Lynn MacDonald is a longtime teacher of the Alexander Technique who also works with Gaelic projects and development. She lives in a beautiful place in Islay overlooking the Rhinns lighthouse with her husband and dog and sings with the Islay Gaelic Choir. This is her first publication. Lynn worked with Kenneth Thomson to produce the 'Òrain Ìleach', a collection of Islay songs with musical notation and English translations. Original photographs are by local artist Raymond Lafferty.
Malachy Tallack is a writer, editor and singer-songwriter from Shetland, currently based in Glasgow. His articles, essays and reviews have been published widely, and he has written on a variety of subjects, including politics, literature, landscape and agriculture. Malachy's non-fiction books, 'Sixty Degrees North' and the beautifully illustrated 'The Un-Discovered Islands' both received critical acclaim and the latter won the Edward Stanford Illustrated Travel Book of the Year Award in 2017. Malachy received a New Writers Award from the Scottish Book Trust in 2014, and the Robert Louis Stevenson Fellowship in 2015. His first novel, 'The Valley at the Centre of the World', about a small remote island community in modern-day Shetland, was published by Canongate in May 2018. Malachy was really shortlisted for the Sunday Herald's Culture Award for Best Writer.
Mary McGregor was born and raised on Islay.
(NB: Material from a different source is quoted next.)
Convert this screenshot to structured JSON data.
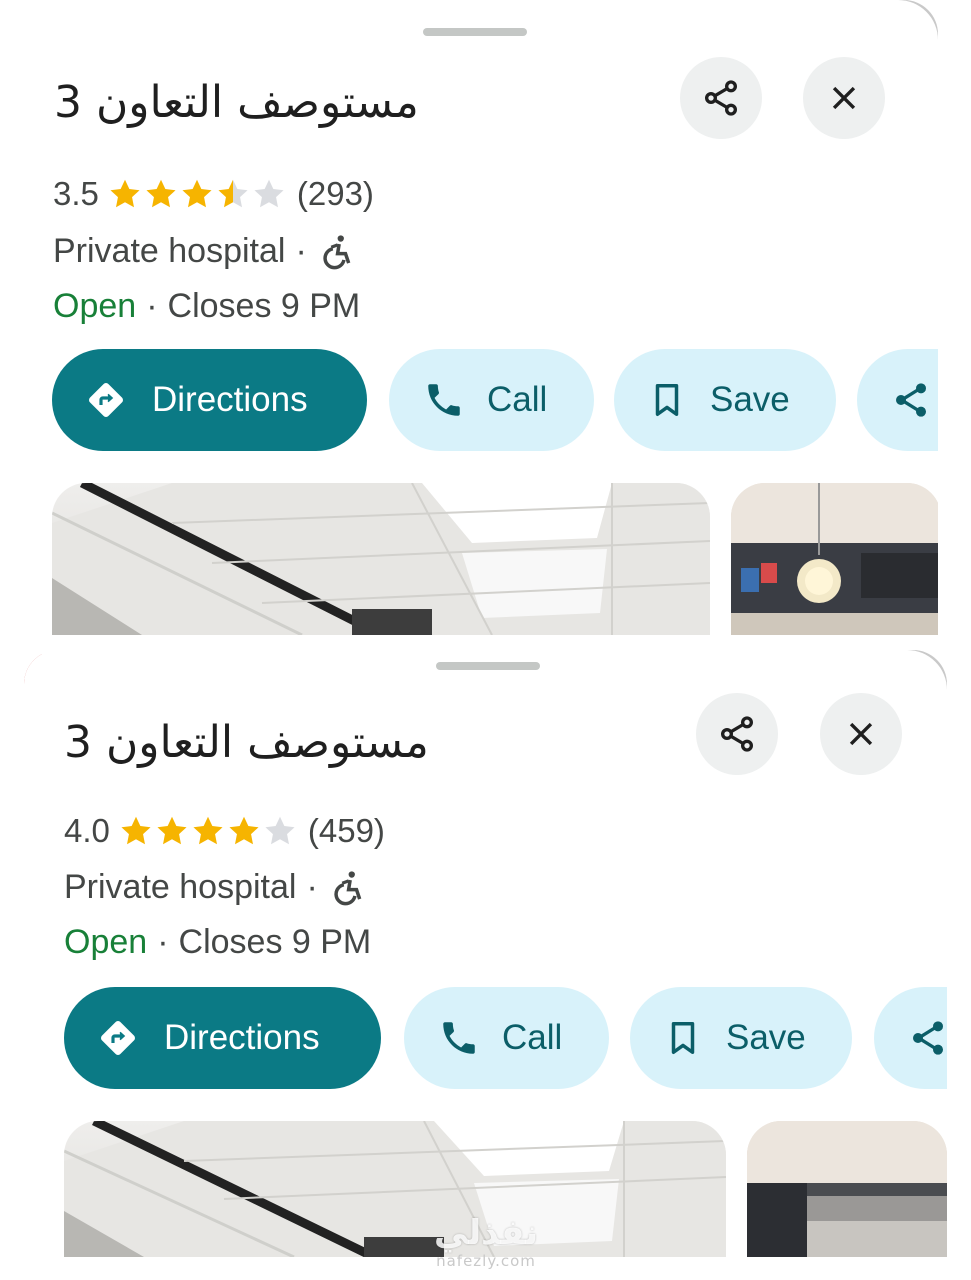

Her folk have farmed the same farm for three generations – it has always been her way of life. Now that the old ways are dying out, she would like to share the stories she has collected over the years. Mary's first book, 'Baba King of the Castle and Jacket Potato', contains two of these stories, and they are the first of many to come.
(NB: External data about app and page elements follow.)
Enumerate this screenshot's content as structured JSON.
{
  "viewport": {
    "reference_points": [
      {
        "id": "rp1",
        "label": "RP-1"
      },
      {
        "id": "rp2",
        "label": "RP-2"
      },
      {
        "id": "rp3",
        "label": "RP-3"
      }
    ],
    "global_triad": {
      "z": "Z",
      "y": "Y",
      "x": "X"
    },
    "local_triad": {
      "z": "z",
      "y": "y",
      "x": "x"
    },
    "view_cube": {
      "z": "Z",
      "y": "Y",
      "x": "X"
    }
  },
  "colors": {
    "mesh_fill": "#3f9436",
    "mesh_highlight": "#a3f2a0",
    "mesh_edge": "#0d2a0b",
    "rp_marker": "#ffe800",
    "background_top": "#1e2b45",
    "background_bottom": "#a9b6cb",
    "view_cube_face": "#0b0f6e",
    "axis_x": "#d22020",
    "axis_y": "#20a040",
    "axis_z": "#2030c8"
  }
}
Michelle Sloan was born and brought up in Edinburgh but now lives with her husband, three children, two crazy dogs and grumpy cat in Broughty Ferry near Dundee. She trained as a primary school teacher and has also studied drama and arts journalism. 'The Fourth Bonniest Baby in Dundee', inspired by her son (who came fourth in the Broughty Ferry Bonnie Baby competition), was shortlisted in 2017 for the Bookbug Picture Book Prize and selected to be included in the Bookbug Family Pack the same year. Michelle has also written a historical adventure for young adults, 'Revenge of Tirpitz', set between modern-day Shetland and Norway in WW2.
Mike Nicholson is an Edinburgh-based children’s author who began loving adventure stories with Dr Who, Tintin and Asterix. He has written for all ages of primary school children. His most recent books are the popular 'Museum Mystery Squad' series for early readers (6–8 year olds). One of these (‘Hidden Hieroglyphics’) was shortlisted in the 2018 Teach Primary Book Awards. Mike’s two novels for 8–12 year olds are the Kelpies Prize winning ‘Catscape’ and ‘Grimm’ – mystery adventures with many twists, turns and cliffhangers.
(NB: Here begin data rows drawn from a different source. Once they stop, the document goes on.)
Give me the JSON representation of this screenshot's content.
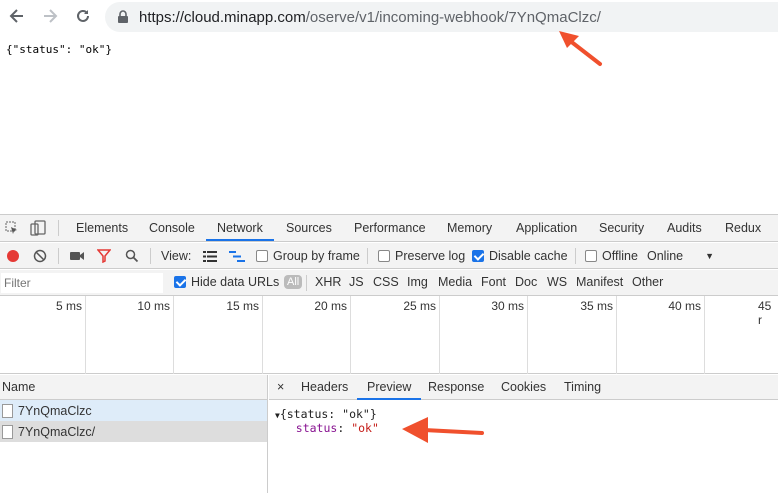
{
  "browser": {
    "url_prefix": "https://cloud.minapp.com",
    "url_path": "/oserve/v1/incoming-webhook/7YnQmaClzc/"
  },
  "page": {
    "body_text": "{\"status\": \"ok\"}"
  },
  "devtools": {
    "tabs": [
      "Elements",
      "Console",
      "Network",
      "Sources",
      "Performance",
      "Memory",
      "Application",
      "Security",
      "Audits",
      "Redux"
    ],
    "active_tab": "Network",
    "toolbar": {
      "view_label": "View:",
      "group_by_frame": "Group by frame",
      "preserve_log": "Preserve log",
      "disable_cache": "Disable cache",
      "offline": "Offline",
      "throttle": "Online"
    },
    "filter": {
      "placeholder": "Filter",
      "hide_data_urls": "Hide data URLs",
      "all": "All",
      "types": [
        "XHR",
        "JS",
        "CSS",
        "Img",
        "Media",
        "Font",
        "Doc",
        "WS",
        "Manifest",
        "Other"
      ]
    },
    "timeline_ticks": [
      "5 ms",
      "10 ms",
      "15 ms",
      "20 ms",
      "25 ms",
      "30 ms",
      "35 ms",
      "40 ms",
      "45 r"
    ],
    "requests": {
      "header": "Name",
      "rows": [
        "7YnQmaClzc",
        "7YnQmaClzc/"
      ]
    },
    "detail": {
      "close": "×",
      "tabs": [
        "Headers",
        "Preview",
        "Response",
        "Cookies",
        "Timing"
      ],
      "active_tab": "Preview",
      "preview_summary": "{status: \"ok\"}",
      "preview_key": "status",
      "preview_value": "\"ok\""
    }
  },
  "colors": {
    "accent": "#1a73e8",
    "annotation_arrow": "#f0502d"
  }
}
Trevor Royle is a historian, broadcaster and widely-published author with over 40 books specialising in the history of war and empire. He was formerly associate editor of the Sunday Herald and is a fellow of the Royal Society of Edinburgh. Trevor's books include 'The Flowers of the Forest: Scotland and the First World War' and 'A Time of Tyrants: Scotland and the Second World War', and more recently he wrote a history of Culloden and its role in the subsequent creation of the British Empire.